*** Opening of Task inputs ***

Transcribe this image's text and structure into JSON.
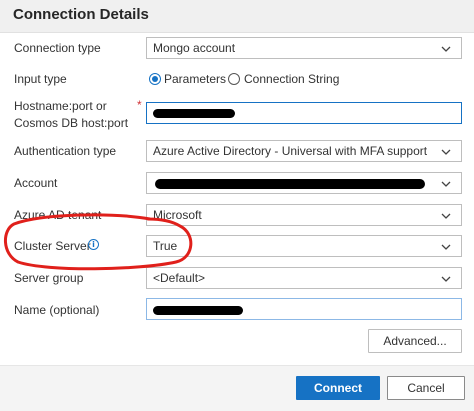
{
  "header": {
    "title": "Connection Details"
  },
  "form": {
    "connection_type": {
      "label": "Connection type",
      "value": "Mongo account"
    },
    "input_type": {
      "label": "Input type",
      "options": [
        "Parameters",
        "Connection String"
      ],
      "selected": "Parameters"
    },
    "hostname": {
      "label_line1": "Hostname:port or",
      "label_line2": "Cosmos DB host:port",
      "required_mark": "*"
    },
    "authentication_type": {
      "label": "Authentication type",
      "value": "Azure Active Directory - Universal with MFA support"
    },
    "account": {
      "label": "Account"
    },
    "azure_ad_tenant": {
      "label": "Azure AD tenant",
      "value": "Microsoft"
    },
    "cluster_server": {
      "label": "Cluster Server",
      "value": "True",
      "info_icon": "info-icon"
    },
    "server_group": {
      "label": "Server group",
      "value": "<Default>"
    },
    "name": {
      "label": "Name (optional)"
    }
  },
  "buttons": {
    "advanced": "Advanced...",
    "connect": "Connect",
    "cancel": "Cancel"
  },
  "colors": {
    "accent": "#1672c4",
    "annotation_circle": "#e0201b",
    "redaction": "#000000"
  },
  "icons": [
    "chevron-down-icon",
    "info-icon"
  ]
}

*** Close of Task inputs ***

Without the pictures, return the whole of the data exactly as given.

**Response to the exercise**
Transcribe this image's text and structure into JSON.
{
  "header": {
    "title": "Connection Details"
  },
  "form": {
    "connection_type": {
      "label": "Connection type",
      "value": "Mongo account"
    },
    "input_type": {
      "label": "Input type",
      "options": [
        "Parameters",
        "Connection String"
      ],
      "selected": "Parameters"
    },
    "hostname": {
      "label_line1": "Hostname:port or",
      "label_line2": "Cosmos DB host:port",
      "required_mark": "*"
    },
    "authentication_type": {
      "label": "Authentication type",
      "value": "Azure Active Directory - Universal with MFA support"
    },
    "account": {
      "label": "Account"
    },
    "azure_ad_tenant": {
      "label": "Azure AD tenant",
      "value": "Microsoft"
    },
    "cluster_server": {
      "label": "Cluster Server",
      "value": "True",
      "info_icon": "info-icon"
    },
    "server_group": {
      "label": "Server group",
      "value": "<Default>"
    },
    "name": {
      "label": "Name (optional)"
    }
  },
  "buttons": {
    "advanced": "Advanced...",
    "connect": "Connect",
    "cancel": "Cancel"
  },
  "colors": {
    "accent": "#1672c4",
    "annotation_circle": "#e0201b",
    "redaction": "#000000"
  },
  "icons": [
    "chevron-down-icon",
    "info-icon"
  ]
}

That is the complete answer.